3.            The OECD should consider developing a comparative survey instrument to be administered regularly in OECD countries to better understand risk perception and the way specific policies are viewed by key stakeholders (the general public, private and public sector organisations).

4.            Case studies and examples should be developed to showcase innovations in catastrophe risk assessment, management and financing in OECD Member countries2.


Given the growing interdependencies between countries and industries due to globalisation of social and economic activities, top decision makers of non-OECD countries should be able to turn more systematically toward the OECD for advice on their disaster management issues and the development of new strategies. It is also in the interest of developed countries to assure that the citizenry and businesses of low and middle income countries are less vulnerable to future disasters. Losses in these countries could indeed have ripple effects on global supply chains, markets and international security worldwide as well as make demands on relief and multinational lending organisations more pressing.


1    For the purpose of this document,

- Risk assessment refers to modeling risks (probability and consequences) and characterising the uncertainties surrounding the likelihood of certain events occurring and the direct and indirect consequences on affected stakeholders;

- Risk perception refers to how individuals and organisations process information on the likelihood and consequences of events (e.g., some individuals residing in hazard-prone areas may behave as if the event “cannot happen to me”) and evaluate alternative options for dealing with the risk (e.g., importance of goals/plans in the decision making process). Stakeholders are likely to have different values, goals and priorities and hence perceive risks differently;

- Risk management and disaster response refer to alternative strategies involving the private market and public policies for reducing the likelihood of occurrence of a catastrophe risk and/or its consequences

(e.g., financial protection, economic incentives to invest in risk-reduction measures, pre-positioning of assets and the design of effective logistics and relief efforts to respond to particular events, well enforced rules and standards, legal environment).

2    Illustrative innovations in catastrophe risk management :

- Better organisational solutions to assure well-enforced standards and regulations  (e.g., building codes; land-use regulations)

- Better warning systems to reduce loss of lives, injuries and damage

- Well-designed emergency plans that can be implemented following a disaster

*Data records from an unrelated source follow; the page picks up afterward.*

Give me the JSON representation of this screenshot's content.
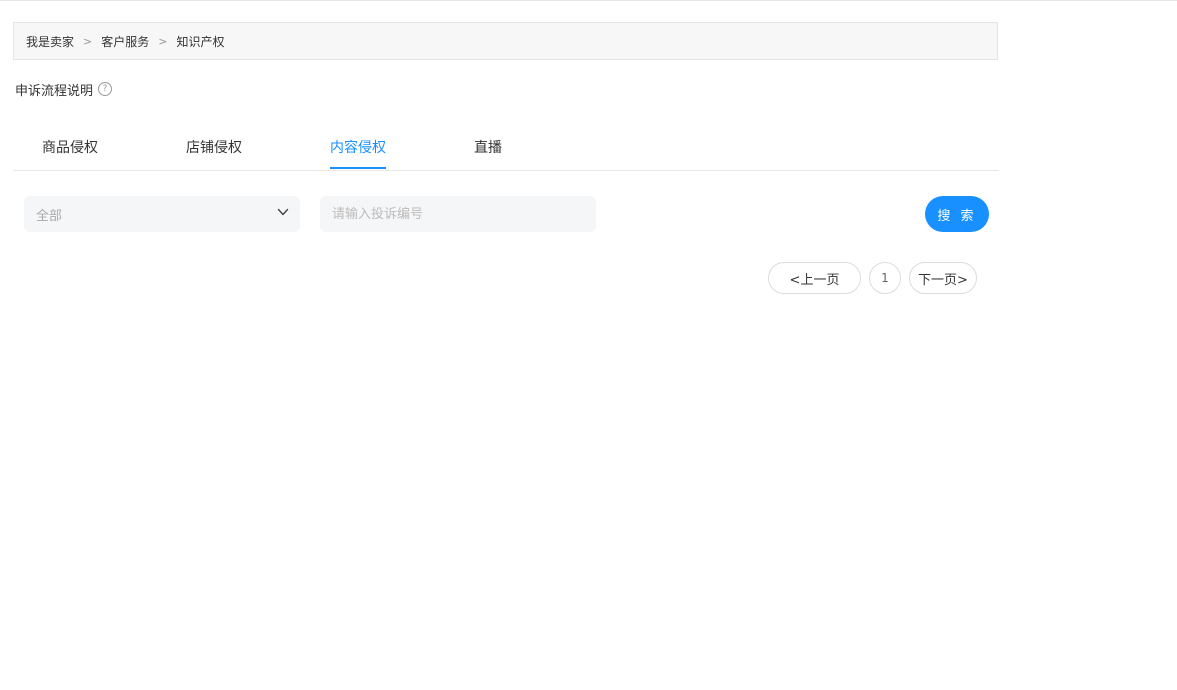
{
  "breadcrumb": {
    "items": [
      "我是卖家",
      "客户服务",
      "知识产权"
    ],
    "separator": ">"
  },
  "appeal": {
    "label": "申诉流程说明",
    "help_icon": "?"
  },
  "tabs": [
    {
      "label": "商品侵权",
      "active": false
    },
    {
      "label": "店铺侵权",
      "active": false
    },
    {
      "label": "内容侵权",
      "active": true
    },
    {
      "label": "直播",
      "active": false
    }
  ],
  "filter": {
    "type_select": {
      "value": "全部",
      "icon": "chevron-down-icon"
    },
    "complaint_input": {
      "placeholder": "请输入投诉编号",
      "value": ""
    },
    "search_label": "搜 索"
  },
  "pagination": {
    "prev_label": "<上一页",
    "current_page": "1",
    "next_label": "下一页>"
  },
  "colors": {
    "accent": "#1890ff",
    "breadcrumb_bg": "#f7f7f7",
    "field_bg": "#f5f6f7"
  }
}
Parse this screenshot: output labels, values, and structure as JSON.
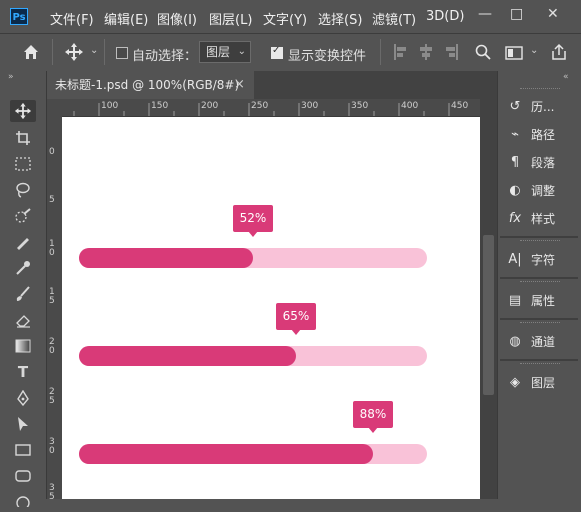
{
  "menu": [
    "文件(F)",
    "编辑(E)",
    "图像(I)",
    "图层(L)",
    "文字(Y)",
    "选择(S)",
    "滤镜(T)",
    "3D(D)"
  ],
  "app_logo": "Ps",
  "window_controls": [
    "—",
    "□",
    "✕"
  ],
  "options": {
    "auto_select_label": "自动选择：",
    "layer_select_value": "图层",
    "show_transform_label": "显示变换控件"
  },
  "document": {
    "tab_title": "未标题-1.psd @ 100%(RGB/8#)",
    "close": "×",
    "ruler_h": [
      "100",
      "150",
      "200",
      "250",
      "300",
      "350",
      "400",
      "450"
    ],
    "ruler_v": [
      "0",
      "5",
      "1 0",
      "1 5",
      "2 0",
      "2 5",
      "3 0",
      "3 5"
    ]
  },
  "progress_bars": [
    {
      "label": "52%",
      "percent": 52
    },
    {
      "label": "65%",
      "percent": 65
    },
    {
      "label": "88%",
      "percent": 88
    }
  ],
  "colors": {
    "fill": "#d93a78",
    "track": "#f9c2d8"
  },
  "panels": [
    {
      "icon": "history-icon",
      "glyph": "↺",
      "label": "历..."
    },
    {
      "icon": "paths-icon",
      "glyph": "⌁",
      "label": "路径"
    },
    {
      "icon": "paragraph-icon",
      "glyph": "¶",
      "label": "段落"
    },
    {
      "icon": "adjustments-icon",
      "glyph": "◐",
      "label": "调整"
    },
    {
      "icon": "styles-icon",
      "glyph": "fx",
      "label": "样式"
    },
    {
      "icon": "character-icon",
      "glyph": "A|",
      "label": "字符"
    },
    {
      "icon": "properties-icon",
      "glyph": "▤",
      "label": "属性"
    },
    {
      "icon": "channels-icon",
      "glyph": "◍",
      "label": "通道"
    },
    {
      "icon": "layers-icon",
      "glyph": "◈",
      "label": "图层"
    }
  ]
}
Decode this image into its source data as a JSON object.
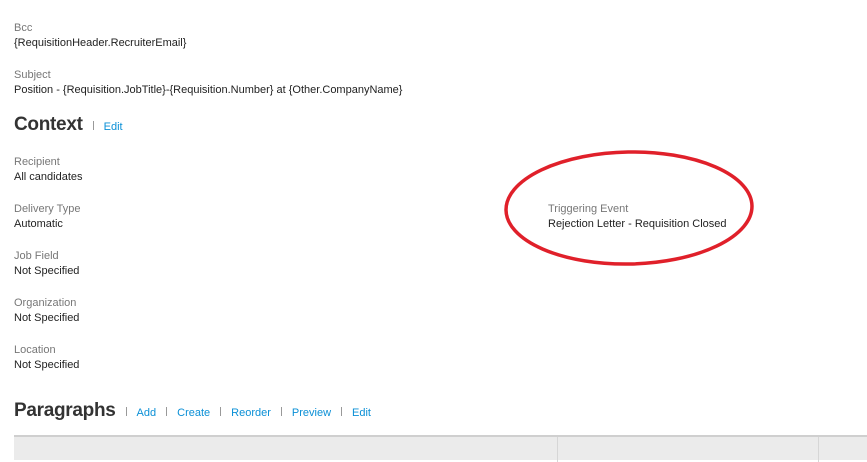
{
  "fields_top": [
    {
      "label": "Bcc",
      "value": "{RequisitionHeader.RecruiterEmail}"
    },
    {
      "label": "Subject",
      "value": "Position - {Requisition.JobTitle}-{Requisition.Number} at {Other.CompanyName}"
    }
  ],
  "context": {
    "title": "Context",
    "edit_label": "Edit",
    "fields": [
      {
        "label": "Recipient",
        "value": "All candidates"
      },
      {
        "label": "Delivery Type",
        "value": "Automatic"
      },
      {
        "label": "Job Field",
        "value": "Not Specified"
      },
      {
        "label": "Organization",
        "value": "Not Specified"
      },
      {
        "label": "Location",
        "value": "Not Specified"
      }
    ],
    "triggering_event": {
      "label": "Triggering Event",
      "value": "Rejection Letter - Requisition Closed"
    }
  },
  "paragraphs": {
    "title": "Paragraphs",
    "actions": [
      "Add",
      "Create",
      "Reorder",
      "Preview",
      "Edit"
    ]
  },
  "colors": {
    "link": "#0a8fd6",
    "annotation": "#e0202a"
  }
}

- Development of financial solutions enhancing micro-finance/micro-insurance (protecting individuals and small businesses locally) as well as macro-finance/insurance (protecting government)

- Long-term loans for encouraging mitigation measures coupled with economic incentives for undertaking these actions (e.g., insurance premium reductions).